- While the release of the Kindle Fire has helped some, North American children are demanding more highly priced toys under the tree for Christmas. Santa has limited each child to one Apple product. Though Santa Claus, Inc is the single largest purchaser of Apple products globally, the price controls by the Cupertino computer maker have not allowed Santa’s elves to negotiate significant discounts. “It’s really a Wal-Mart thing.” Claus reports. “Apple is afraid that if Bentonville hears we are getting a better price than them they will lose their contract.“
- Significant infrastructure investments have been made exploring an additional toy storage depot in the Southern Hemisphere. Claus reports, “While it makes sense logistically to store some gifts in the South Pole, the South Pole elves are difficult to work with. Frankly, they have sticky fingers– and I don’t mean because they’ve eaten too many candy canes.
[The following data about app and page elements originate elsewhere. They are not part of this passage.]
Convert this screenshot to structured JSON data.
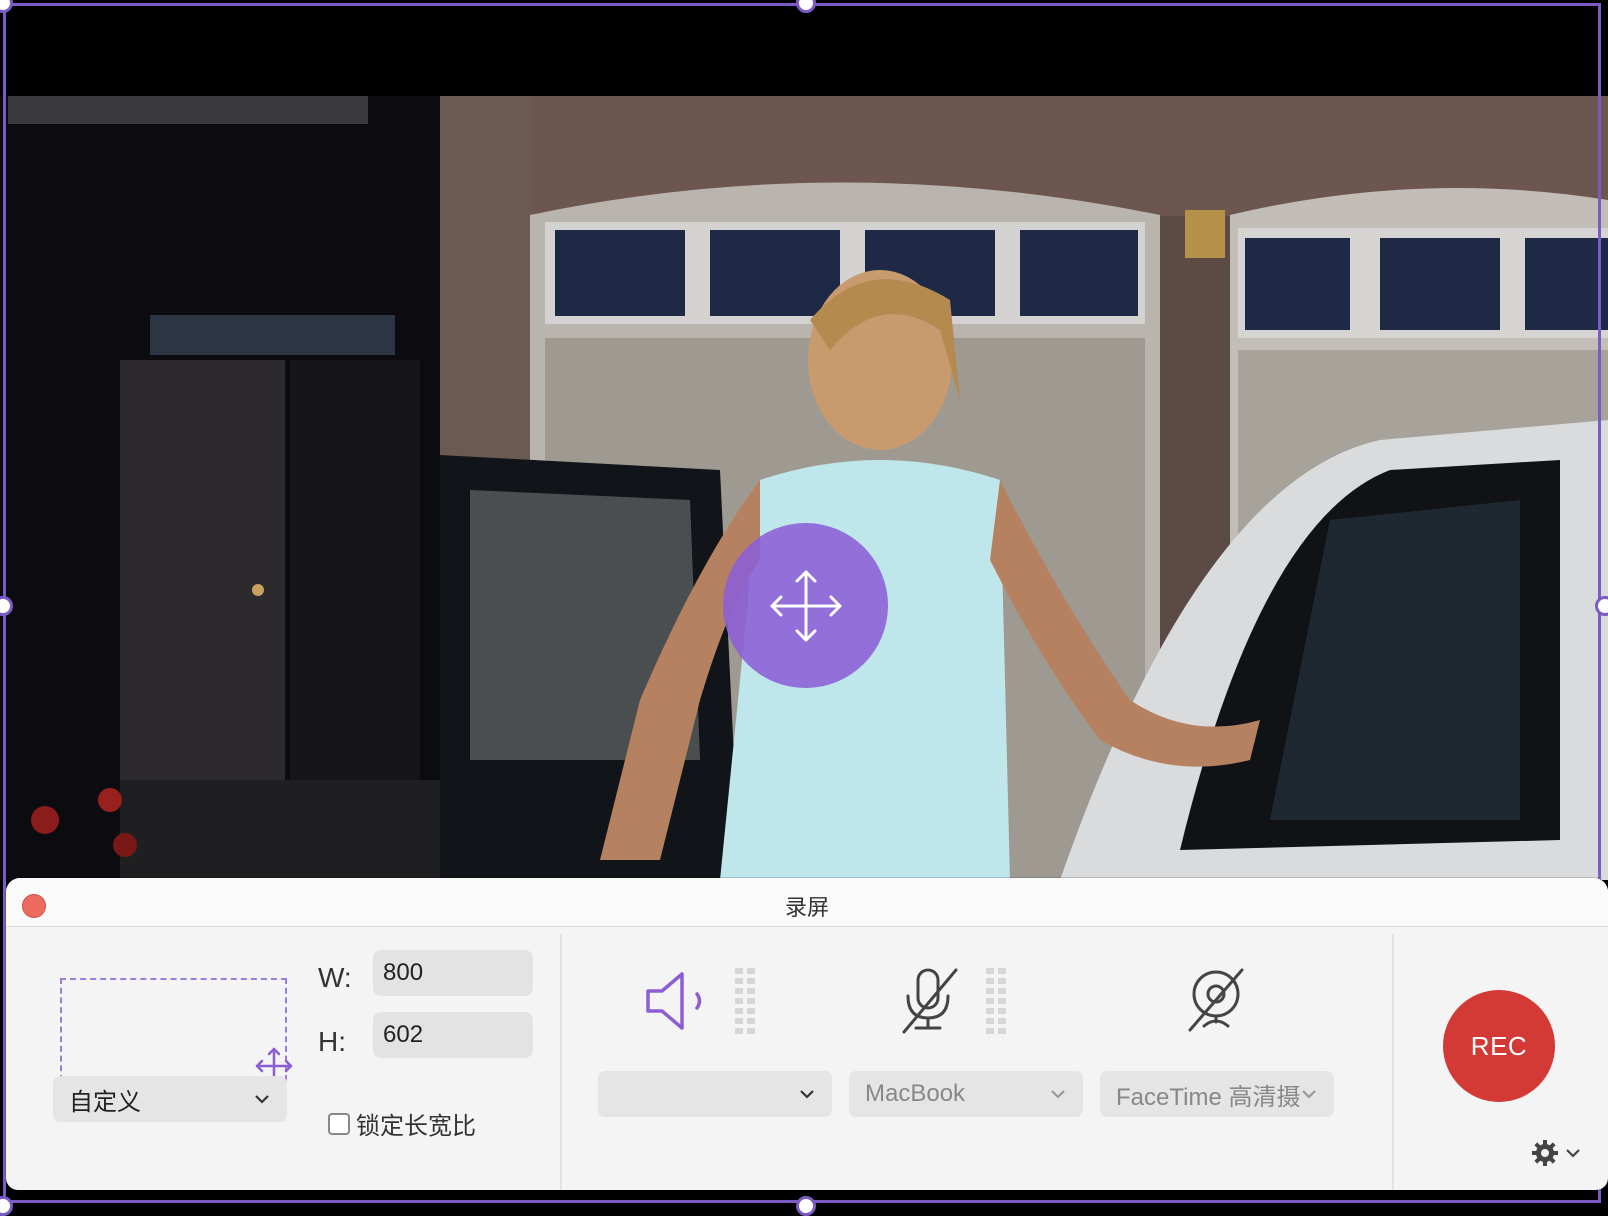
{
  "window": {
    "title": "录屏"
  },
  "capture": {
    "width_label": "W:",
    "width_value": "800",
    "height_label": "H:",
    "height_value": "602",
    "preset": "自定义",
    "lock_ratio_label": "锁定长宽比",
    "lock_ratio_checked": false
  },
  "audio": {
    "speaker_device": "",
    "mic_device": "MacBook",
    "camera_device": "FaceTime 高清摄"
  },
  "controls": {
    "rec_label": "REC"
  },
  "icons": {
    "speaker": "speaker-icon",
    "mic": "microphone-muted-icon",
    "camera": "camera-off-icon",
    "move": "move-arrows-icon",
    "settings": "gear-icon"
  },
  "colors": {
    "accent": "#8c5ed6",
    "frame": "#7d5bc4",
    "rec": "#d33a36",
    "close": "#ed6a5e"
  }
}
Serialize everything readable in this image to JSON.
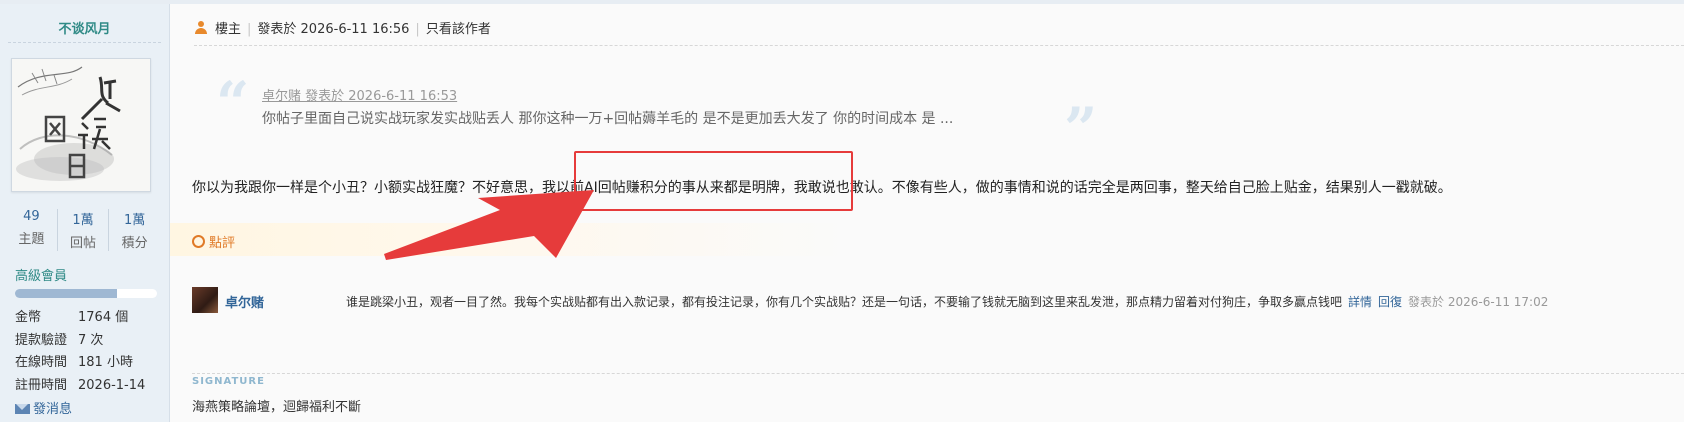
{
  "user": {
    "name": "不谈风月",
    "avatar_icon": "ink-painting-avatar",
    "stats": [
      {
        "value": "49",
        "label": "主題"
      },
      {
        "value": "1萬",
        "label": "回帖"
      },
      {
        "value": "1萬",
        "label": "積分"
      }
    ],
    "level": "高級會員",
    "level_progress": 0.72,
    "info": [
      {
        "key": "金幣",
        "value": "1764 個"
      },
      {
        "key": "提款驗證",
        "value": "7 次"
      },
      {
        "key": "在線時間",
        "value": "181 小時"
      },
      {
        "key": "註冊時間",
        "value": "2026-1-14"
      }
    ],
    "pm_label": "發消息"
  },
  "post": {
    "role": "樓主",
    "posted_at": "發表於 2026-6-11 16:56",
    "only_author": "只看該作者",
    "quote": {
      "header": "卓尔赌 發表於 2026-6-11 16:53",
      "body": "你帖子里面自己说实战玩家发实战贴丢人 那你这种一万+回帖薅羊毛的 是不是更加丢大发了 你的时间成本 是 ..."
    },
    "message": "你以为我跟你一样是个小丑？小额实战狂魔？不好意思，我以前AI回帖赚积分的事从来都是明牌，我敢说也敢认。不像有些人，做的事情和说的话完全是两回事，整天给自己脸上贴金，结果别人一戳就破。",
    "rate_label": "點評"
  },
  "comment": {
    "author": "卓尔赌",
    "text": "谁是跳梁小丑，观者一目了然。我每个实战贴都有出入款记录，都有投注记录，你有几个实战贴？还是一句话，不要输了钱就无脑到这里来乱发泄，那点精力留着对付狗庄，争取多赢点钱吧",
    "detail": "詳情",
    "reply": "回復",
    "time": "發表於 2026-6-11 17:02"
  },
  "signature": {
    "label": "SIGNATURE",
    "text": "海燕策略論壇，迴歸福利不斷"
  },
  "colors": {
    "accent": "#336699",
    "teal": "#2f8a86",
    "orange": "#e07a28",
    "annotation_red": "#e63b3b"
  }
}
In the 1980’s we tried a similar endeavor and had to cease operations when we discovered South Pole elves were selling gifts on the black market to China during the summer months.“
Despite the reduction in the GPC, Mr. Claus is expecting a Merry Christmas. “We don’t let a high fuel prices, elf labor issues, or Wal-Mart stop us from fully enjoying Christmas.”
The early forecast for 2012 GPC is set to increase significantly in 2012. “Ah yes, with 2012 elections in the United States we will see many more adults on the naughty list. And that’s good for American children as we will be able to spend more on children’s toys.”
Press contact and interview requests: firstname.lastname@example.org